The first year we planted a garden here on the farm my husband had worked and worked to clear me a patch of land out of the old garden from the previous owners that had become over run. Tilling up the ground several times, he had it sitting waiting for me when I first moved in with him. Most of the plants we planted that season were pre-starts from local greenhouses and garden centers, but for my first ever vegetable garden, I sure was happy with the results!

Along the East side of the garden grew a large leafy plant with little purple bell flowers, which seemed to take over the entire side of the garden, and which I decided in the Fall needed to go. Had I known about this plant at all, I would not have been so quick to dig it up and dispose of it. Thankfully, the garden knew better than me and the following Spring, back came this plant like it had never been touched.

Symphytum; a flowering plant actually from the borage family, most commonly known as Comfrey. This is what I found out was growing along the edges of garden, and as I read more into this amazing plant, it all made sense why it was planted there and I was thankful it grew back! When we moved the garden last Summer I made sure to dig out several of the comfrey plants to move with it. There now sits one plant in each of the four corners of my vegetable garden, sporadic plants still left in the old garden which has been turned chicken run and a whole jungle of comfrey growing in and around our compost pile.

Comfrey has many amazing properties. It can be used in poultices or salves for healing ailments, aiding in pain therapy and inflammation reduction. The roots and leaves of the plant contain a property called allantoin which has shown to stimulate cell proliferation, promoting bone and wound healing.

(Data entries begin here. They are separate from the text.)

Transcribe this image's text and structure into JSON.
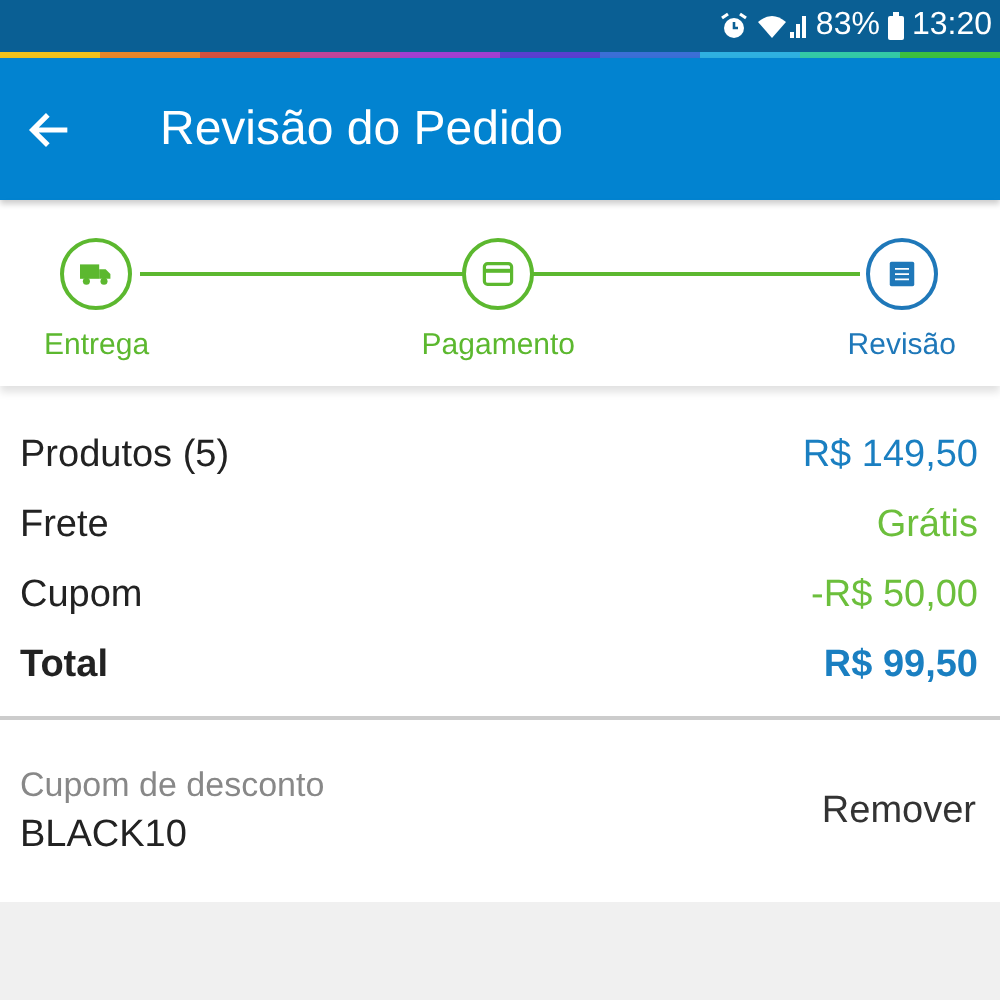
{
  "status_bar": {
    "battery": "83%",
    "time": "13:20"
  },
  "app_bar": {
    "title": "Revisão do Pedido"
  },
  "steps": [
    {
      "label": "Entrega",
      "kind": "truck",
      "selected": false
    },
    {
      "label": "Pagamento",
      "kind": "card",
      "selected": false
    },
    {
      "label": "Revisão",
      "kind": "list",
      "selected": true
    }
  ],
  "summary": [
    {
      "label": "Produtos (5)",
      "value": "R$ 149,50",
      "color": "#1a7fc1",
      "kind": "line"
    },
    {
      "label": "Frete",
      "value": "Grátis",
      "color": "#6cbf3c",
      "kind": "line"
    },
    {
      "label": "Cupom",
      "value": "-R$ 50,00",
      "color": "#6cbf3c",
      "kind": "line"
    },
    {
      "label": "Total",
      "value": "R$ 99,50",
      "color": "#1a7fc1",
      "kind": "total"
    }
  ],
  "coupon": {
    "label": "Cupom de desconto",
    "code": "BLACK10",
    "action": "Remover"
  }
}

It’s medicinal use can be traced back as far as 400 BC, used by the Greeks and Romans, giving it the Latin name for “grow together”.

But, to me, where comfrey really shines is in the garden!

First off, the pretty little purple flowers are a big attractant for pollinators. While flowering, the comfrey is always busy with the biggest bumble bees and bustling honey bees. It also helps to provide shade and shelter for other pollinating insects under its large foliage, the plant growing to be as high as five feet tall.

Your soil will LOVE comfrey. This plant is considered to be a dynamic accumulator, meaning it’s deep taproots draw in both macro and micro nutrients from the soil, storing them within the plant, particularly in their large leaves. High in Nitrogen-Phosphorous-Potassium, these three macro nutrients are the powerhouse for the perfect fertilizer ratio. It also contains levels of Calcium and Magnesium which your flowering vegetable plants will thank you for later! By keeping comfrey plants around the perimeter of our vegetable garden we ensure that each Fall when we till under the soil, the plants will be added in and given time to break down over winter. We also benefit from the plants growing around the compost pile, which die each year and break down into the matter decomposing. After several years of break down the compost is added to the garden soil as well.

Next year, one of our goals is to use a comfrey mulch for weed control in the garden. Mulching up the leaves and spreading them between the rows will act to keep weeds down by blocking out light and will benefit the soil as the leaves break down and are tilled into the ground each fall.

For the past three years one of the ways we use our comfrey for the garden is by making a tea fertilizer. We mix the tea half and half in a watering can with water and use it for watering the garden. This year it will be extra beneficial for all the tomatoes we have growing in our greenhouse. The tea is great for fruiting vegetables like tomatoes,cucumbers, peppers and potatoes and is most efficient when the plant has just started to flower and is setting fruit.

How to Make Your Own Sun Tea Fertilizer

  • Harvest the comfrey plant you will use. The leaves are what you want, so you can leave the plant in the ground and take just the outer leaves so the plant can continue to grow OR you can simply strip the leaves from the stem and compost the rest of the plant. If you’re feeling lazy, the whole plant can be soaked.
  • Fill a five gallon pail with your matter and top with water. We have a rain water system setup for the greenhouse, so we used rain water for this part. You may want to cover your bucket to prevent insects from getting in, prevent any dilution from rain water if storing outside and to reduce the smell. WARNING: this mixture gets stinky!
  • Let the soaking begin! We place the pails beside the greenhouse where they are still able to collect sunlight ( we use black pails to help with this). Your desired strength will influence your soaking time. For the strongest tea, the mixture should steep anywhere from 3 to 6 weeks. If you’re looking to have something quicker, placing in direct heat will help and takes only a couple of days to begin fermentation.
  • The final product will be a brownish green in colour, and of course have the decomposed leaves as a mush. Strain out the mush and add it to your compost pile.
  • The colour of the liquid will tell you the strength of your tea. The darker the colour, the stronger the potency. If you are using a well steeped batch that is a dark brown colour, you will want to dilute the mixture 1:1 with fresh water.

There you have it! Your very own natural fertilizer made in your backyard. Next time those vegetables are looking a little sad, simply give them a little drink of this garden sun tea and see it work for yourself!